■ Entries shown:
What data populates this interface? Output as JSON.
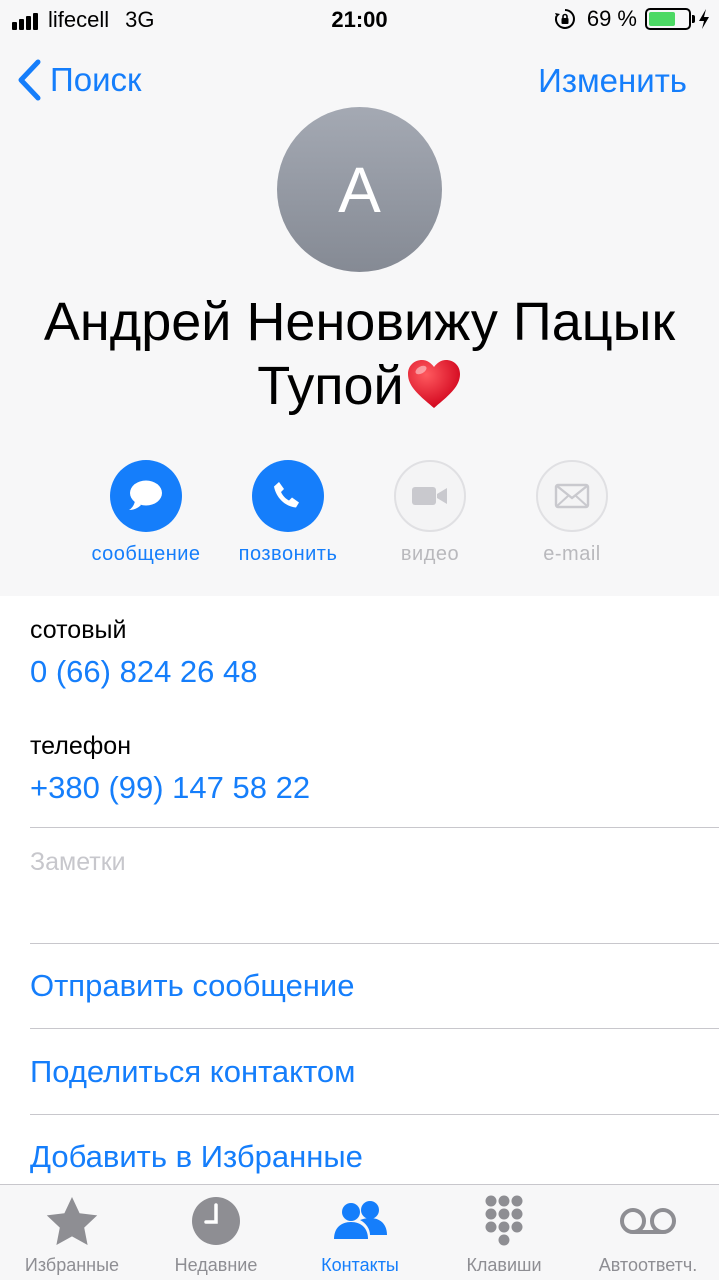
{
  "status_bar": {
    "carrier": "lifecell",
    "network": "3G",
    "time": "21:00",
    "battery_percent": "69 %",
    "battery_level": 0.69,
    "signal_bars": 4
  },
  "nav": {
    "back_label": "Поиск",
    "edit_label": "Изменить"
  },
  "contact": {
    "avatar_initial": "А",
    "name_line1": "Андрей Неновижу Пацык",
    "name_line2": "Тупой"
  },
  "actions": [
    {
      "label": "сообщение",
      "icon": "message-bubble-icon",
      "enabled": true
    },
    {
      "label": "позвонить",
      "icon": "phone-icon",
      "enabled": true
    },
    {
      "label": "видео",
      "icon": "video-camera-icon",
      "enabled": false
    },
    {
      "label": "e-mail",
      "icon": "envelope-icon",
      "enabled": false
    }
  ],
  "phones": [
    {
      "label": "сотовый",
      "number": "0 (66) 824 26 48"
    },
    {
      "label": "телефон",
      "number": "+380 (99) 147 58 22"
    }
  ],
  "notes": {
    "placeholder": "Заметки"
  },
  "links": {
    "send_message": "Отправить сообщение",
    "share_contact": "Поделиться контактом",
    "add_favorites": "Добавить в Избранные"
  },
  "tabs": [
    {
      "label": "Избранные",
      "icon": "star-icon",
      "active": false
    },
    {
      "label": "Недавние",
      "icon": "clock-icon",
      "active": false
    },
    {
      "label": "Контакты",
      "icon": "contacts-icon",
      "active": true
    },
    {
      "label": "Клавиши",
      "icon": "keypad-icon",
      "active": false
    },
    {
      "label": "Автоответч.",
      "icon": "voicemail-icon",
      "active": false
    }
  ],
  "colors": {
    "accent": "#157efb",
    "header_bg": "#f7f7f8",
    "battery_fill": "#4cd964"
  }
}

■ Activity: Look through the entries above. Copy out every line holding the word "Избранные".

■ Written solution:
    "add_favorites": "Добавить в Избранные"
      "label": "Избранные",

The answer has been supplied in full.